PIG DESTROYER, “Book Burner”
Man, you wait five years and then Pig Destroyer fucks your shit up with another LP aiming to ruin your day.  Relentless is an apt term for their delivery, like all their material.  Most songs come at you so fast and then rip you apart in the space of under two minutes.  I love it.  Some friends had critiques of this record saying it doesn’t rage as much as their previous records.  So after getting my face replaced with lava once I got through this record I put on a couple of the old ones for comparisons.  Indeed, there are subtle differences.  New drummer Adam Jarvis (of Misery Index) has a tighter and more technical style than previous blast beat magician Brian Harvey, whose style was still technical, but a little more loose- adding to the unhinged grindcore/violence that Pig Destroyer were so awesome at.  Jarvis still lays down some great stuff and this record still does slay.  The opening track, “The American’s Head”, the title track, and “The Diplomat” all do a fine job of opening with salvos of blasting grind, followed by sharp attacks of surprise breakdowns and JR Hayes wretched screams amongst it all.  Another quality record from a heckuva band.  (Relapse)

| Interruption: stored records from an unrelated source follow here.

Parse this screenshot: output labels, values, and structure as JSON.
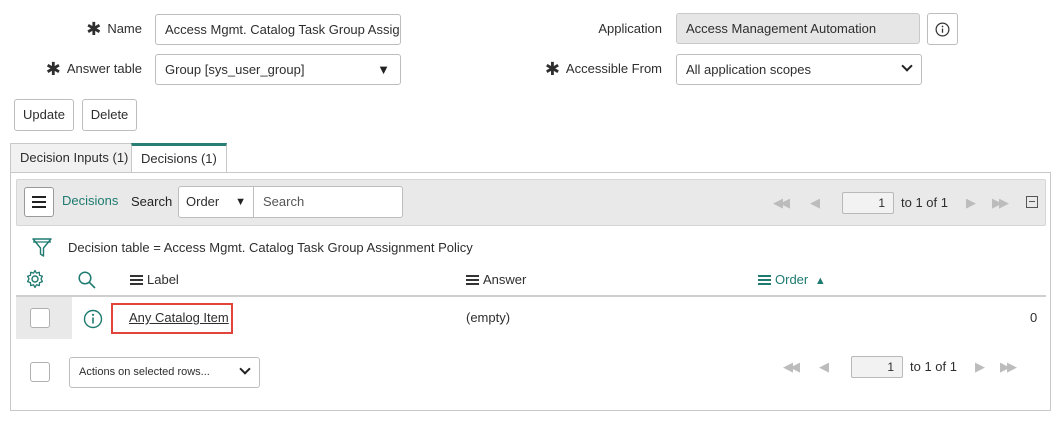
{
  "form": {
    "name_label": "Name",
    "name_value": "Access Mgmt. Catalog Task Group Assignm",
    "answer_table_label": "Answer table",
    "answer_table_value": "Group [sys_user_group]",
    "application_label": "Application",
    "application_value": "Access Management Automation",
    "accessible_from_label": "Accessible From",
    "accessible_from_value": "All application scopes",
    "required_mark": "✱"
  },
  "buttons": {
    "update": "Update",
    "delete": "Delete"
  },
  "tabs": [
    {
      "label": "Decision Inputs (1)",
      "active": false
    },
    {
      "label": "Decisions (1)",
      "active": true
    }
  ],
  "list": {
    "title": "Decisions",
    "search_label": "Search",
    "search_field": "Order",
    "search_placeholder": "Search",
    "page_value": "1",
    "page_range": "to 1 of 1",
    "filter_text": "Decision table = Access Mgmt. Catalog Task Group Assignment Policy",
    "columns": [
      "Label",
      "Answer",
      "Order"
    ],
    "sort_indicator": "▲",
    "rows": [
      {
        "label": "Any Catalog Item",
        "answer": "(empty)",
        "order": "0"
      }
    ],
    "actions_select": "Actions on selected rows...",
    "bottom_page_value": "1",
    "bottom_page_range": "to 1 of 1"
  },
  "colors": {
    "accent": "#1f7a70",
    "highlight_box": "#e0443a"
  }
}
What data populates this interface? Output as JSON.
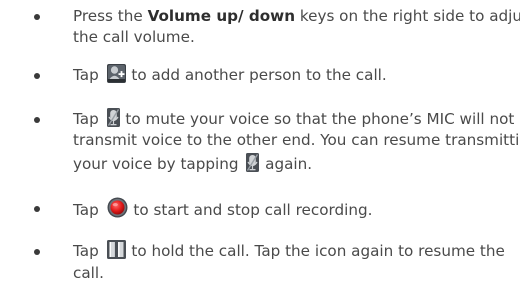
{
  "items": [
    {
      "pre": "Press the ",
      "bold": "Volume up/ down",
      "post": " keys on the right side to adjust",
      "line2": "the call volume."
    },
    {
      "pre": "Tap ",
      "icon": "add-person-icon",
      "post": " to add another person to the call."
    },
    {
      "pre": "Tap ",
      "icon": "mute-mic-icon",
      "post": " to mute your voice so that the phone’s MIC will not",
      "line2": "transmit voice to the other end. You can resume transmitting",
      "line3_pre": "your voice by tapping ",
      "line3_post": " again."
    },
    {
      "pre": "Tap ",
      "icon": "record-icon",
      "post": " to start and stop call recording."
    },
    {
      "pre": "Tap ",
      "icon": "hold-icon",
      "post": " to hold the call. Tap the icon again to resume the",
      "line2": "call."
    }
  ],
  "colors": {
    "text": "#4a4a4a",
    "record_red": "#e41b1b"
  }
}
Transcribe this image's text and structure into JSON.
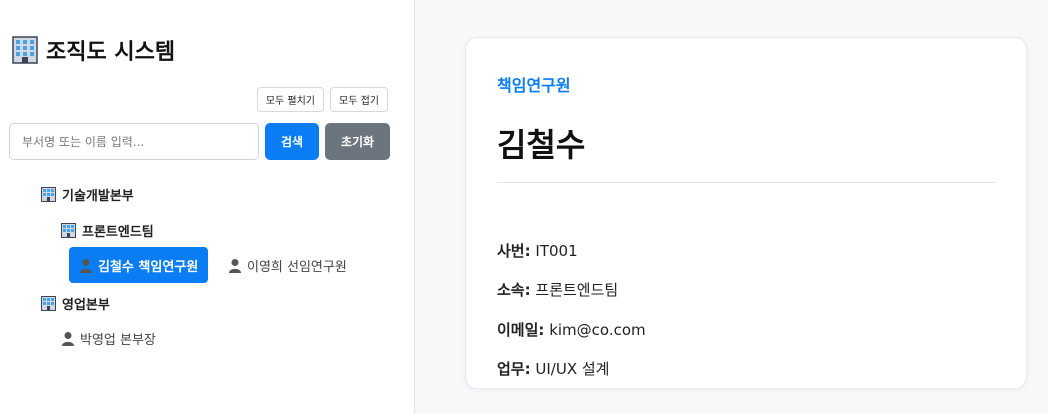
{
  "app": {
    "title": "조직도 시스템"
  },
  "toolbar": {
    "expand_all": "모두 펼치기",
    "collapse_all": "모두 접기"
  },
  "search": {
    "placeholder": "부서명 또는 이름 입력...",
    "search_label": "검색",
    "reset_label": "초기화"
  },
  "tree": {
    "dept1": {
      "label": "기술개발본부"
    },
    "team1": {
      "label": "프론트엔드팀"
    },
    "person1": {
      "label": "김철수 책임연구원"
    },
    "person2": {
      "label": "이영희 선임연구원"
    },
    "dept2": {
      "label": "영업본부"
    },
    "person3": {
      "label": "박영업 본부장"
    }
  },
  "detail": {
    "role": "책임연구원",
    "name": "김철수",
    "fields": [
      {
        "label": "사번:",
        "value": "IT001"
      },
      {
        "label": "소속:",
        "value": "프론트엔드팀"
      },
      {
        "label": "이메일:",
        "value": "kim@co.com"
      },
      {
        "label": "업무:",
        "value": "UI/UX 설계"
      }
    ]
  },
  "colors": {
    "accent": "#0a7cf4",
    "secondary": "#6c757d"
  },
  "icons": {
    "building": "office-building-icon",
    "person": "person-silhouette-icon"
  }
}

WHY THE WIRES, “All These Dead Astronauts”
Ithaca’s Why the Wires unleash their third LP in about as many years.  For a bunch of dads who make this band a very part time thing they sure are prolific.  This record only continues what they have been doing and improves upon the quality.  They are clearly a somewhat less technical Sweep the Leg Johnny, though I fear that description does not help most hoping for an easy description.  Well, think guys who really like stuff like Hot Snakes and other rocking garage punk, but can’t help themselves to putting in some gnarly math rock parts, and various additional instrumentation such as saxophone and accordion to many of the songs.  This comes in a nice gatefold cover and heavy vinyl.  How do they afford to do stuff like this when they rarely play out?  The passion is in the project I suppose, and if you ever get a chance to see them play it’s definitely in the performance as well.  (Rorschach Records)